That last photo shows the handiwork of the critters that share this shack with the human inhabitants: squirrels store their pine cones in the space between the ceiling and the roof, and as you can see, they’ve enlarged the knotholes in the walls to make viewing holes. We hear them most nights, but fortunately I have yet to see one staring in at me. Rustic accommodations? You bet. But comfortable and easy to keep warm and not all that much different, truth be told, from home. Funky, but fun. It helped that most of what goes on at Caravan when the company isn’t actively working happens in the cook shack, a warm and cosy space big enough for everyone to find a place on one of the benches at the big farm tables. No need to spend hours holed up in one’s shack, unless one chooses to do so.
But back to the shack. Oh, dh and I were so happy to see each other. But it was time to start getting the horses ready for the first of the day’s shows, so we headed down from the shack to the corrals where Ivy and Oscar were waiting. I followed dh around as he began his preparations for the first show of the day. The route from the shack to the pen where Oscar and Ivy spend their downtime takes us through the centre of activity as the teamsters begin to harness their teams. It was snowing pretty hard, as you can see.
When I caught up to dh after snapping random photos of the activity going on, he had already tied the horses to the trailer and given them a good brushing. The routine is always the same. After the brushing, dh carries the collars out of the trailer, where the harness and rigging are stored, to begin harnessing the team.
See the wagon in the background? I couldn’t help but notice the clever idea for the handholds at the back.
See how dh has to stretch to get the rigging over Oscar’s back? Dh is six feet tall, so that should give you a sense of how tall the horses are.
Once Oscar is harnessed, it’s Ivy’s turn.
At this point, dh’s wagon was the designated vehicle for audience members with mobility issues. Dh parked the wagon close to the set for the first scene, so that people who needed to could sit in the wagon to watch. You can see it, the seats covered with a white tarp against the snow, on the left side of the top photo in this post. Other audience members stand beside the bonfire to watch the first scene, and then walked behind the front-of-house manager to the next scene in the timber-framed structure known as the rain venue. After that, it was everyone onto the wagons and sleighs and out we headed to the field for the rest of the show.
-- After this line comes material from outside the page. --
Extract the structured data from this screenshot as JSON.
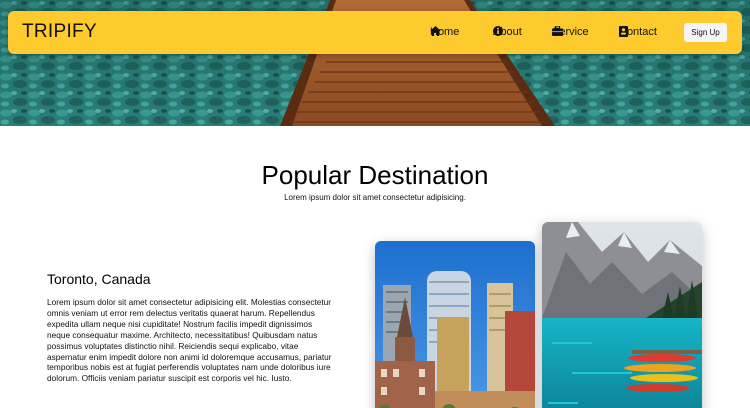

That’s the first set in the background, the orphanage where the play begins. And that’s all I’m going to show you of the play, because I don’t want to infringe on Caravan’s copyright. You’ll just have to buy tickets to next year’s show to see the 2017 production, which will be something entirely different. But don’t hesitate; this year’s show sold out well before opening night. For many locals, seeing the winter show and riding the sleighs and wagons, is an essential part of Christmas. Just think of it: twenty people per wagon or sleigh, times nine, is 180 people per show, times three shows each night once the run is in full swing, makes over 500 people each night seeing the show. And this is a rural community. Admittedly, larger centres such as Salmon Arm, Vernon, and Kamloops are all within an hour’s drive, but that just means that people are committed enough to the show to drive in the dark and whatever winter weather is happening to see the play. Pretty impressive.
This post is meant to give you just a taste of the day-to-day winter routine at Caravan, a taste of what dh’s life over the past month has been like. The next post will show you how things change once it gets dark and the show begins.